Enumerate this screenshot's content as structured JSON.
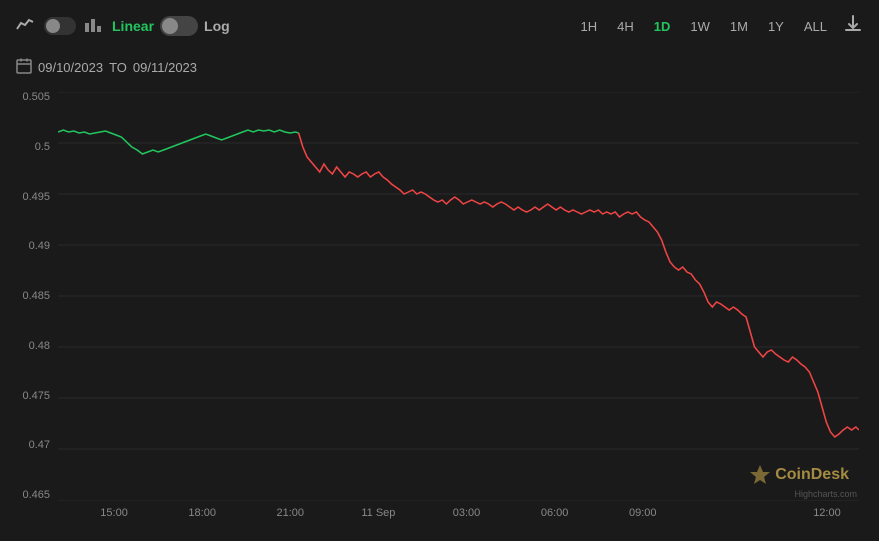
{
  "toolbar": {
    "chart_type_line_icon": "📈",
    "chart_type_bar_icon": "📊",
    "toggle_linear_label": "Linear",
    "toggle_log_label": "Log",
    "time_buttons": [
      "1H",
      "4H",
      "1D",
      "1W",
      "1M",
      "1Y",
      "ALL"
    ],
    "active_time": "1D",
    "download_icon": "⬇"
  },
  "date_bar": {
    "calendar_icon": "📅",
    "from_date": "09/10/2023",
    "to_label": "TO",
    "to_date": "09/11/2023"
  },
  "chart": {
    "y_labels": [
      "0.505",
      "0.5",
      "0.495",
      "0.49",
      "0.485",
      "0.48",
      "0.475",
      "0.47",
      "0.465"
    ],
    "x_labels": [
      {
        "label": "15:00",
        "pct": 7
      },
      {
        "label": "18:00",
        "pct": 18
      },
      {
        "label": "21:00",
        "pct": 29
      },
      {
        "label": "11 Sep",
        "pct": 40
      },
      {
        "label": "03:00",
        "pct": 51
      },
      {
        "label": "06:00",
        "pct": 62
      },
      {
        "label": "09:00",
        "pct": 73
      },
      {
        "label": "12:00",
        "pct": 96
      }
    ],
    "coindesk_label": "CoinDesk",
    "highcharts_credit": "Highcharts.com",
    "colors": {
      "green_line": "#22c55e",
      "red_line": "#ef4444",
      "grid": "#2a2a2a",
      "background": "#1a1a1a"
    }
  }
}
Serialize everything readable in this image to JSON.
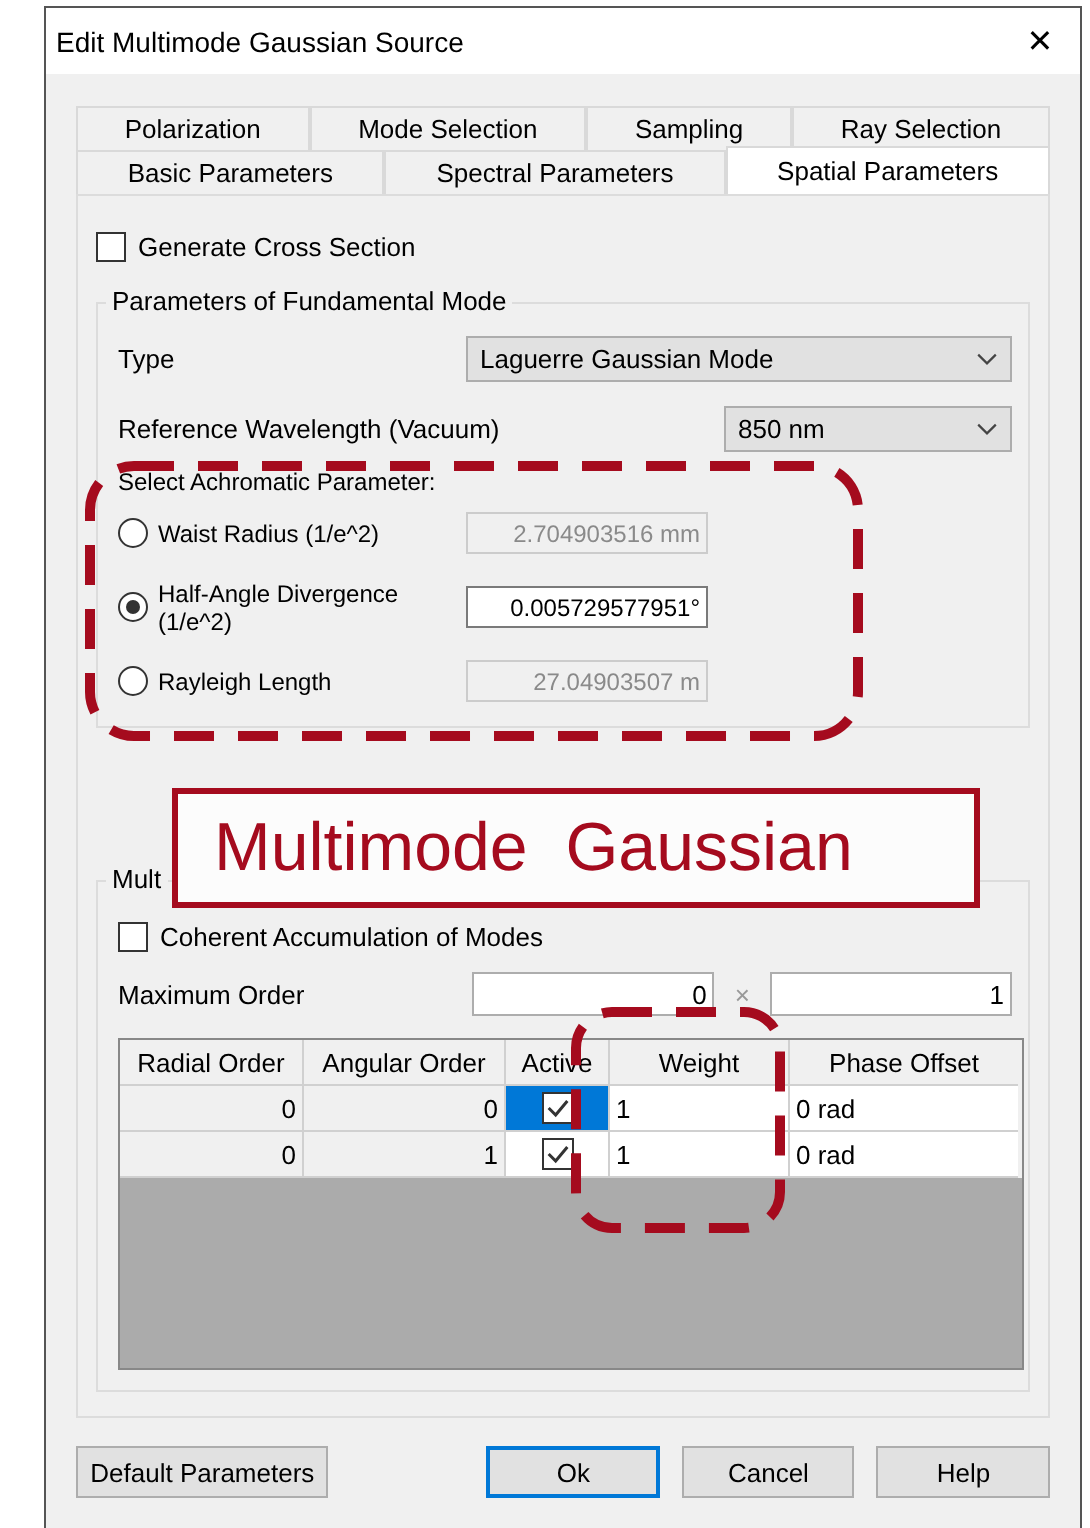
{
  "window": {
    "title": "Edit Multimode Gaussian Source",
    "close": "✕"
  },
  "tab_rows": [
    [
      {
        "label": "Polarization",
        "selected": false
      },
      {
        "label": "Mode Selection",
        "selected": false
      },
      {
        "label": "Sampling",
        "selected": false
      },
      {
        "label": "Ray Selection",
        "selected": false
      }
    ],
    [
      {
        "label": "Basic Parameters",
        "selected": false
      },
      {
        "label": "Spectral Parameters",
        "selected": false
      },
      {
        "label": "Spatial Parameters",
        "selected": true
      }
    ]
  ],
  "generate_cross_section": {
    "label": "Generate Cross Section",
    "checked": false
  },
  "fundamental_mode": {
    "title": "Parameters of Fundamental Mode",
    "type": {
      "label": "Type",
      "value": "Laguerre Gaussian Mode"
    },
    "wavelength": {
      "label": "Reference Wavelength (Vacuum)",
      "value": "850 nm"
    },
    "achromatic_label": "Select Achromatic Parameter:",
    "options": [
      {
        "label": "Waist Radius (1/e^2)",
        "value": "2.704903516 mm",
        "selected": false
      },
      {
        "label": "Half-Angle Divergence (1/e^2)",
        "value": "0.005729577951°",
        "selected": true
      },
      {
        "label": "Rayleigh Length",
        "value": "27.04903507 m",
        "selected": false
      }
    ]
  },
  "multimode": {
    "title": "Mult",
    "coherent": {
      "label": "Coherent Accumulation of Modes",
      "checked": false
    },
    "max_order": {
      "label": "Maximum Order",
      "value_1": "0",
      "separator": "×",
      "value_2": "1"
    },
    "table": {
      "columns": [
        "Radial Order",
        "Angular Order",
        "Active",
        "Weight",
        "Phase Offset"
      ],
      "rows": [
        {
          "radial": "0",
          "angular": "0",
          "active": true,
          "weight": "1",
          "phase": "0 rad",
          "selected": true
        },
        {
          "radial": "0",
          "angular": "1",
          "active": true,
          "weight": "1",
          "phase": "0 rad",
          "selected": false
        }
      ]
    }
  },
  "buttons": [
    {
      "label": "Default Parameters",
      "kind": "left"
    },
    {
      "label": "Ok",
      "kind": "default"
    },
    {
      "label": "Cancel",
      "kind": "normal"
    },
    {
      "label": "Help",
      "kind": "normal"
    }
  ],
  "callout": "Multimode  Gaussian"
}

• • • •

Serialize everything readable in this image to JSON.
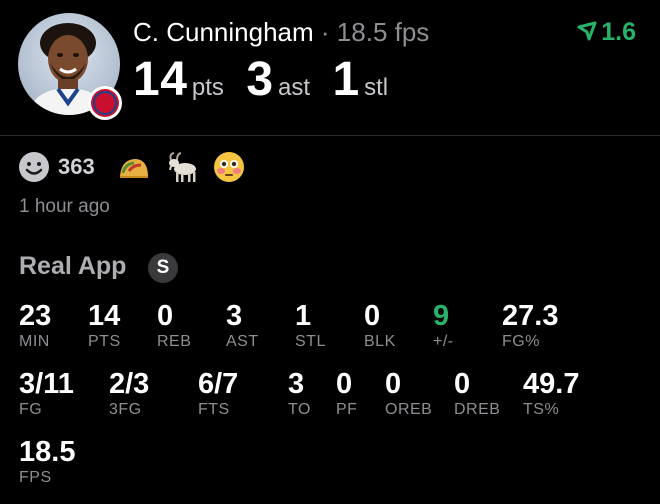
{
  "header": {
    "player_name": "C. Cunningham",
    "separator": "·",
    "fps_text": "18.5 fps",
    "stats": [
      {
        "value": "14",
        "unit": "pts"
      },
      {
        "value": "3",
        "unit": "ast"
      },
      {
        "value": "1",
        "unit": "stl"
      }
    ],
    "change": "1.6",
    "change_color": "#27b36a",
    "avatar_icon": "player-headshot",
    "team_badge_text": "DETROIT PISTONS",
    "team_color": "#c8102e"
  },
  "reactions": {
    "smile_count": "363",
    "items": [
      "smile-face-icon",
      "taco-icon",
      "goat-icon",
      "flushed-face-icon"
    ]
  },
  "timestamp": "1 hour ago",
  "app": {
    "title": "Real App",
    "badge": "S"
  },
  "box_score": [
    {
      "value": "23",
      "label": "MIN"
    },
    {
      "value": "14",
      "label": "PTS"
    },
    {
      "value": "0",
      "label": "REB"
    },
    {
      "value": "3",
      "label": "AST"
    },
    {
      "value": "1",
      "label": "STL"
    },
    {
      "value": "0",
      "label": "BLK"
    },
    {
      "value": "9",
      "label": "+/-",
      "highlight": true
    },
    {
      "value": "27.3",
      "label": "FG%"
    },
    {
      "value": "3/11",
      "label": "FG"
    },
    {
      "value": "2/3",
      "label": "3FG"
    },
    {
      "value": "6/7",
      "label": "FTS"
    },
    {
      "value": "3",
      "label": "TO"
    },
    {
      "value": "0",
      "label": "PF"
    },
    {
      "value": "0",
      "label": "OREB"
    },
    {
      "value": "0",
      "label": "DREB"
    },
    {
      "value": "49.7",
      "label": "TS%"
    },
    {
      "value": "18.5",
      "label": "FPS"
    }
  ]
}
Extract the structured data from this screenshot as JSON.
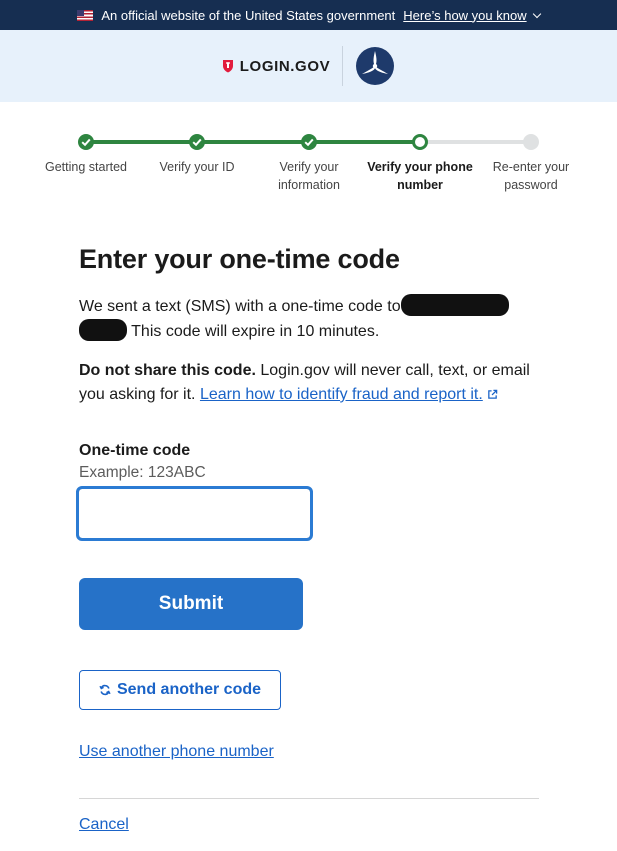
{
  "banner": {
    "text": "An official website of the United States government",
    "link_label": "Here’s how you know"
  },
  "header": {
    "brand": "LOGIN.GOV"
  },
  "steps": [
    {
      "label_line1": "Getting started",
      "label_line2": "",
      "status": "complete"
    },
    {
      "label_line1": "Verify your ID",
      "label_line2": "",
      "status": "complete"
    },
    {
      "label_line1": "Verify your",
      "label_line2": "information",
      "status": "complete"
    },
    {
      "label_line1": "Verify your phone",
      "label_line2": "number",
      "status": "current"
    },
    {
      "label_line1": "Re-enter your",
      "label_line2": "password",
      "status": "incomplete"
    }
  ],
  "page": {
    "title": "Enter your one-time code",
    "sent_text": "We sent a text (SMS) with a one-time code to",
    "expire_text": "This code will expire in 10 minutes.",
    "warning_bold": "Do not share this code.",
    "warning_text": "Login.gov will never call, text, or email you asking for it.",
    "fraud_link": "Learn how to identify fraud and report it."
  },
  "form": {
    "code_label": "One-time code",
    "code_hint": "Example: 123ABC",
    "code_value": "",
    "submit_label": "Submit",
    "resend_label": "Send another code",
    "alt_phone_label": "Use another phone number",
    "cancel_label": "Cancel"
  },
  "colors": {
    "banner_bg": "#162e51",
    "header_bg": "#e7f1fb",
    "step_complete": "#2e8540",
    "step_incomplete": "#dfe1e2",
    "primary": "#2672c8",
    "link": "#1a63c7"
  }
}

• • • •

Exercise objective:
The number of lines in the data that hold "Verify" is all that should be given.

Expected output:
3